We know most of you are probably trying to be responsible by saving up for that next investment property (or a $2,000,000 Aston Martin), but that doesn’t mean the notion of cheap thrills needs to escape you.
Previously we proved that smiles behind the wheel could be obtained both at the $20,000 and $5000 mark. Today we’re slotting into the middle to hunt down those remaining killer drives we may have missed. These are the most rewarding cars to drive for under $10,000.
Lots and lots of Australians drive to work. We're a country of commuters. But, by and large, we commute in older cars that aren't really made for traffic. The average age of Australian cars is just over 10 years, a long time before stop-start engines and self-driving luxuries. But, if you buy a new car, maybe even a hybrid -- which are cheaper than they've ever been -- then your commuting experience will change. Dramatically.
Let's say you have $10,000 to spend on a new (new for you, not new-new) car. But you want something fun -- a car that, while it isn't necessarily built just for all-out circuit racing or the drags, is a little more enjoyable to drive than your average A-to-B city econobox. With that criteria in mind, we've rounded up the 10 most enjoyable cars that you can find in decent condition in Australia for around about $10,000.
Stepping up to the ‘twenty-kay’ club allows for a bit more freedom when it comes to finding the perfect driver’s car that will put a smile on that pretty mug. Caution is still necessary though as some of these cars are well over twenty years old with serious mileage on the clock alongside expected wear and tear.
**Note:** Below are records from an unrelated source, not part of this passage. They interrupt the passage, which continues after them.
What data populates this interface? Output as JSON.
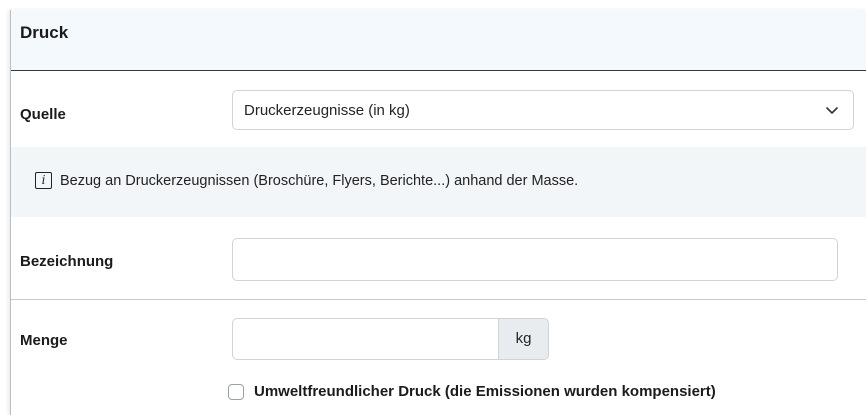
{
  "section": {
    "title": "Druck"
  },
  "source": {
    "label": "Quelle",
    "selected_value": "Druckerzeugnisse (in kg)"
  },
  "info": {
    "icon": "info-icon",
    "icon_glyph": "i",
    "text": "Bezug an Druckerzeugnissen (Broschüre, Flyers, Berichte...) anhand der Masse."
  },
  "designation": {
    "label": "Bezeichnung",
    "value": ""
  },
  "quantity": {
    "label": "Menge",
    "value": "",
    "unit": "kg"
  },
  "eco_print": {
    "label": "Umweltfreundlicher Druck (die Emissionen wurden kompensiert)",
    "checked": false
  },
  "colors": {
    "header_bg": "#f3f9fd",
    "info_bg": "#f3f6f9",
    "input_border": "#ced4da",
    "addon_bg": "#e9ecef"
  }
}
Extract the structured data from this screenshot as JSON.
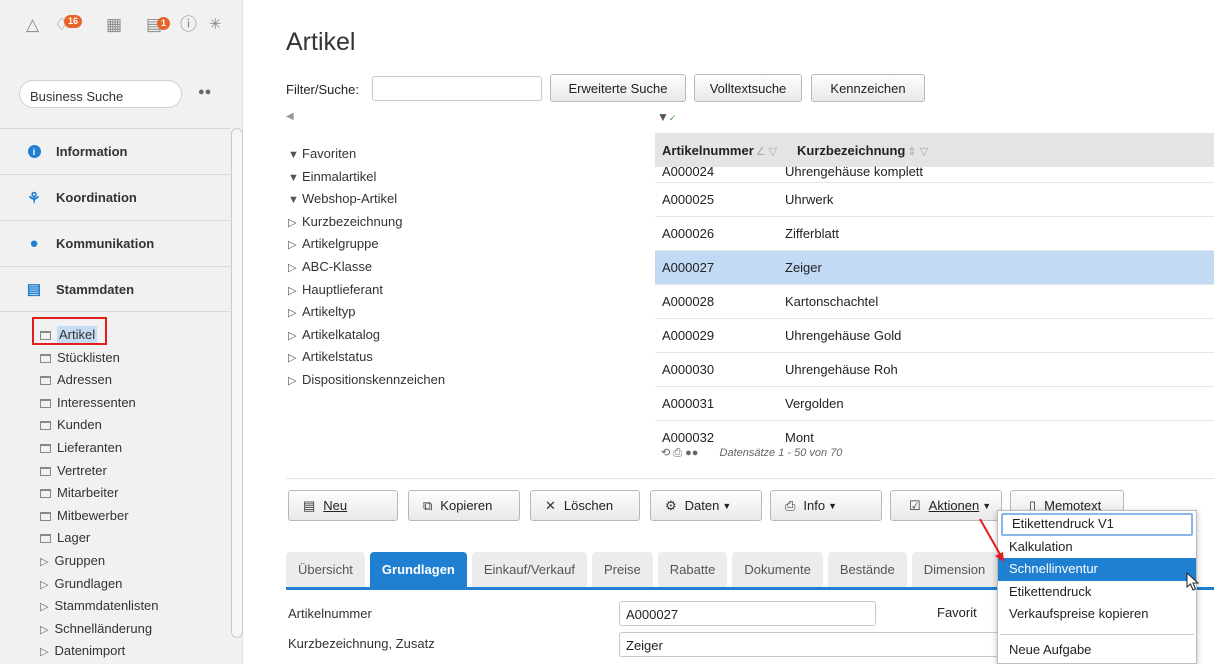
{
  "sidebar": {
    "badges": {
      "b1": "16",
      "b2": "1"
    },
    "search_placeholder": "Business Suche",
    "sections": [
      {
        "label": "Information"
      },
      {
        "label": "Koordination"
      },
      {
        "label": "Kommunikation"
      },
      {
        "label": "Stammdaten"
      }
    ],
    "items": [
      {
        "label": "Artikel"
      },
      {
        "label": "Stücklisten"
      },
      {
        "label": "Adressen"
      },
      {
        "label": "Interessenten"
      },
      {
        "label": "Kunden"
      },
      {
        "label": "Lieferanten"
      },
      {
        "label": "Vertreter"
      },
      {
        "label": "Mitarbeiter"
      },
      {
        "label": "Mitbewerber"
      },
      {
        "label": "Lager"
      },
      {
        "label": "Gruppen"
      },
      {
        "label": "Grundlagen"
      },
      {
        "label": "Stammdatenlisten"
      },
      {
        "label": "Schnelländerung"
      },
      {
        "label": "Datenimport"
      }
    ]
  },
  "main": {
    "title": "Artikel",
    "filter_label": "Filter/Suche:",
    "buttons": {
      "erweiterte_suche": "Erweiterte Suche",
      "volltextsuche": "Volltextsuche",
      "kennzeichen": "Kennzeichen"
    },
    "tree": [
      {
        "label": "Favoriten"
      },
      {
        "label": "Einmalartikel"
      },
      {
        "label": "Webshop-Artikel"
      },
      {
        "label": "Kurzbezeichnung"
      },
      {
        "label": "Artikelgruppe"
      },
      {
        "label": "ABC-Klasse"
      },
      {
        "label": "Hauptlieferant"
      },
      {
        "label": "Artikeltyp"
      },
      {
        "label": "Artikelkatalog"
      },
      {
        "label": "Artikelstatus"
      },
      {
        "label": "Dispositionskennzeichen"
      }
    ],
    "table": {
      "columns": [
        "Artikelnummer",
        "Kurzbezeichnung"
      ],
      "rows": [
        [
          "A000024",
          "Uhrengehäuse komplett"
        ],
        [
          "A000025",
          "Uhrwerk"
        ],
        [
          "A000026",
          "Zifferblatt"
        ],
        [
          "A000027",
          "Zeiger"
        ],
        [
          "A000028",
          "Kartonschachtel"
        ],
        [
          "A000029",
          "Uhrengehäuse Gold"
        ],
        [
          "A000030",
          "Uhrengehäuse Roh"
        ],
        [
          "A000031",
          "Vergolden"
        ],
        [
          "A000032",
          "Mont"
        ]
      ],
      "records": "Datensätze 1 - 50 von 70"
    },
    "toolbar": {
      "neu": "Neu",
      "kopieren": "Kopieren",
      "loeschen": "Löschen",
      "daten": "Daten",
      "info": "Info",
      "aktionen": "Aktionen",
      "memotext": "Memotext"
    },
    "tabs": [
      {
        "label": "Übersicht"
      },
      {
        "label": "Grundlagen"
      },
      {
        "label": "Einkauf/Verkauf"
      },
      {
        "label": "Preise"
      },
      {
        "label": "Rabatte"
      },
      {
        "label": "Dokumente"
      },
      {
        "label": "Bestände"
      },
      {
        "label": "Dimension"
      }
    ],
    "form": {
      "artikelnummer_label": "Artikelnummer",
      "artikelnummer_value": "A000027",
      "kurzbez_label": "Kurzbezeichnung, Zusatz",
      "kurzbez_value": "Zeiger",
      "favorit_label": "Favorit"
    },
    "menu": {
      "items": [
        {
          "label": "Etikettendruck V1"
        },
        {
          "label": "Kalkulation"
        },
        {
          "label": "Schnellinventur"
        },
        {
          "label": "Etikettendruck"
        },
        {
          "label": "Verkaufspreise kopieren"
        },
        {
          "label": "Neue Aufgabe"
        }
      ]
    }
  },
  "colors": {
    "accent": "#1f7fd0",
    "selection": "#c3daf5",
    "highlight_box": "#e21d1d",
    "badge": "#e8642a"
  }
}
The world is slowly, but inevitably, moving away from petrol and diesel as the motive power source for cars and trucks. Some vehicle manufacturers are adopting hybrid drivetrains as a stopgap, but even longtime fossil fuel burners like Volkswagen are investing in clean tech like battery energy storage. As well as being a leader in hybrid tech, Toyota is throwing its considerable weight behind hydrogen fuel cells -- and the first three cars using the tech have just been delivered to Australian shores.